WHAT TO WORK ON: Find the lines below that contain "label" and tally them. Return only the total.

Records excerpted from a collection:

────

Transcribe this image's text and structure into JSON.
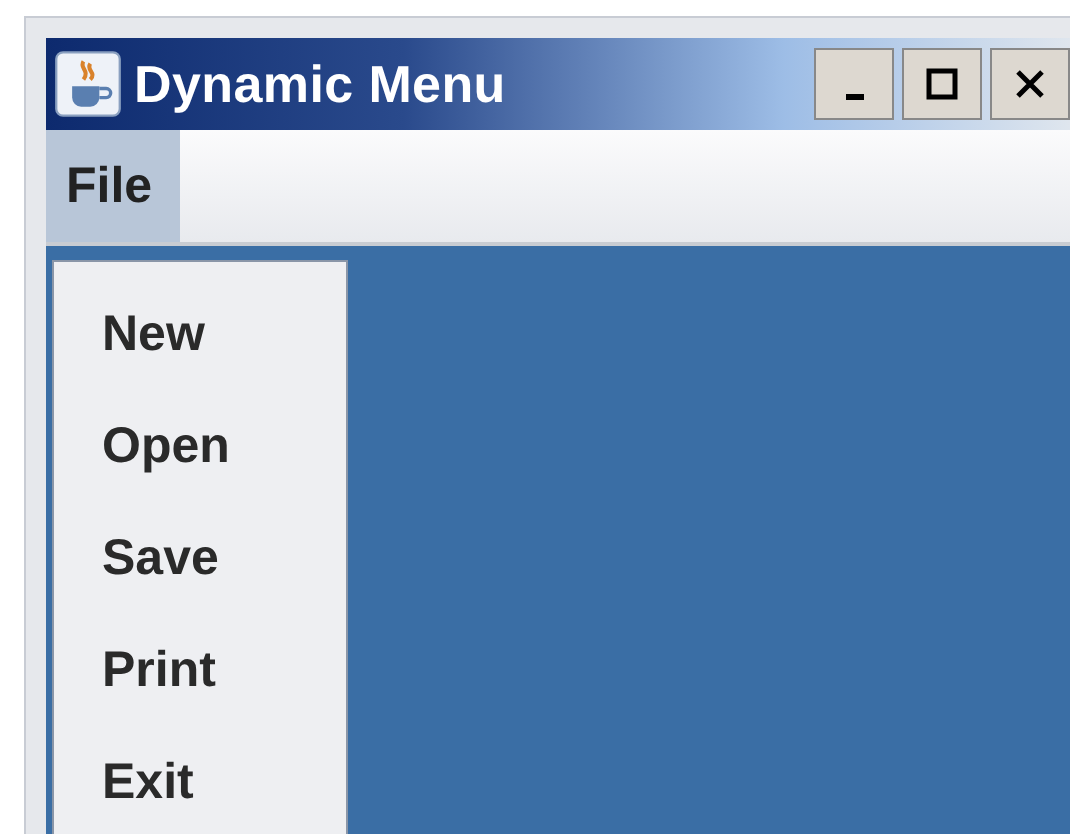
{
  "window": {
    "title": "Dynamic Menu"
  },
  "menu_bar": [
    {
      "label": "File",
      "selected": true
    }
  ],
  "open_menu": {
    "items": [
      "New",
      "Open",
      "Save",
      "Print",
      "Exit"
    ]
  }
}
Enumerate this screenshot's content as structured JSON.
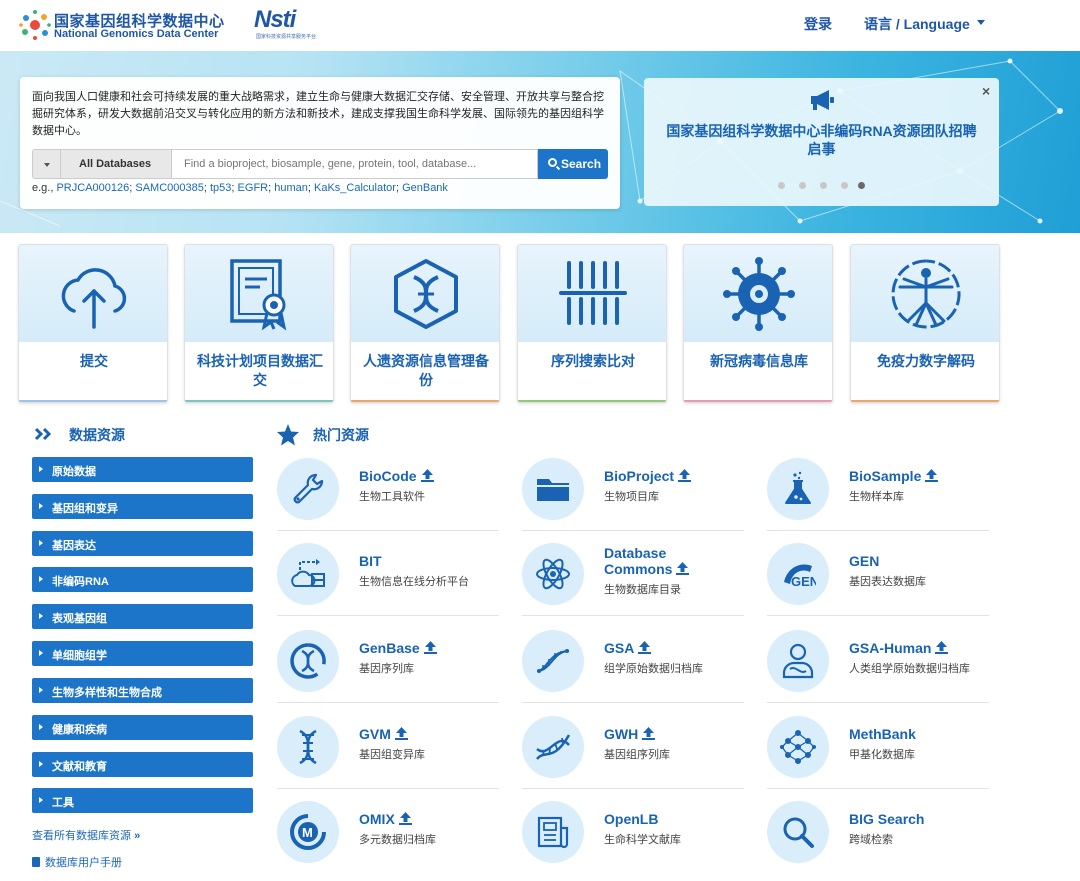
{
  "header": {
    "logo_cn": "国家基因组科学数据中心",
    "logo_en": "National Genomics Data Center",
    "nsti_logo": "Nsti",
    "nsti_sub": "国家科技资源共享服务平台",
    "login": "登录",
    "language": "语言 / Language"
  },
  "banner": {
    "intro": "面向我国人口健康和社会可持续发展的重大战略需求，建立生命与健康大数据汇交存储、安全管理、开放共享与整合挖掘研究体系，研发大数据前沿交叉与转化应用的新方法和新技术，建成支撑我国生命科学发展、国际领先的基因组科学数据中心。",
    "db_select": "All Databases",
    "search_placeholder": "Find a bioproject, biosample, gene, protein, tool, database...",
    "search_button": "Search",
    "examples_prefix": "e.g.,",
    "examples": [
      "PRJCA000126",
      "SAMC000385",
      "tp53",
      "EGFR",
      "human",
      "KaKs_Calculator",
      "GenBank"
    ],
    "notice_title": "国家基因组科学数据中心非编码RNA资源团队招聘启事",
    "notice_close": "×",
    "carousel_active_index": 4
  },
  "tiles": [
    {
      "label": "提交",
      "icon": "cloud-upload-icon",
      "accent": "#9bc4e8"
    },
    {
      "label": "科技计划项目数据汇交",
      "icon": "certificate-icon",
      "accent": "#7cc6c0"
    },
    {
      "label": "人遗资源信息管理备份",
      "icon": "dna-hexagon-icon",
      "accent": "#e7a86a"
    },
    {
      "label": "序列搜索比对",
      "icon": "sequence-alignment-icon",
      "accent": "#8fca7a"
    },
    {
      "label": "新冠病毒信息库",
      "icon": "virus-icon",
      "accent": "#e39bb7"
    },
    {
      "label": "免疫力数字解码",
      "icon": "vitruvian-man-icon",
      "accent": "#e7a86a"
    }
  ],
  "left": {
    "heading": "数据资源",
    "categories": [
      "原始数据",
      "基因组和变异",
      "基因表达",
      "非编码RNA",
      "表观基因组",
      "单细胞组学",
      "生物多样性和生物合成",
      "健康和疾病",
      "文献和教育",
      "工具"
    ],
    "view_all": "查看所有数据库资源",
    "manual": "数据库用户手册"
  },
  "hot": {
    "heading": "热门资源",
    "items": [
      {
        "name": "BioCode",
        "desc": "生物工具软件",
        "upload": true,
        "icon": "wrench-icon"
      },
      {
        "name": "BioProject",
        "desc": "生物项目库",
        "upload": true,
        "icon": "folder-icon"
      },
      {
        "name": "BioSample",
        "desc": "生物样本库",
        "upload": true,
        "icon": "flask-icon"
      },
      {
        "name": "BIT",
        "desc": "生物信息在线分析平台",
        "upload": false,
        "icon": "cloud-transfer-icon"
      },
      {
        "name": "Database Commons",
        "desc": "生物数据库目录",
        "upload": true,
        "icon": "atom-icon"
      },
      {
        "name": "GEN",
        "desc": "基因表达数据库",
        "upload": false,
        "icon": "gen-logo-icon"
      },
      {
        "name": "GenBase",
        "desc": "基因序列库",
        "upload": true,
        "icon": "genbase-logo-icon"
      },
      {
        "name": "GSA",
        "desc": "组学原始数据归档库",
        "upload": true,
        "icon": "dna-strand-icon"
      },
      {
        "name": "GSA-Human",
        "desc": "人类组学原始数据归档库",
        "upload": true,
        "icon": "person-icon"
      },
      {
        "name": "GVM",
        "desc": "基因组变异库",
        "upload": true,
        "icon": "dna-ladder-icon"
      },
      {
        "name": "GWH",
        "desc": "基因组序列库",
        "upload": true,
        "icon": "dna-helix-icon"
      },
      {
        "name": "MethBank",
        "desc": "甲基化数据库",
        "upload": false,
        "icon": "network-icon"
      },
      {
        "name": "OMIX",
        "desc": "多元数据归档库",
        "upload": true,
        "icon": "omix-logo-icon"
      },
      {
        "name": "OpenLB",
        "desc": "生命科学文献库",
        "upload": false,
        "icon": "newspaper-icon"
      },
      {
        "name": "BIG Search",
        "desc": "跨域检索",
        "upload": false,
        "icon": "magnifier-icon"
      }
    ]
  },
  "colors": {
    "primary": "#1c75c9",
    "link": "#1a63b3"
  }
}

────

SOLUTION: 7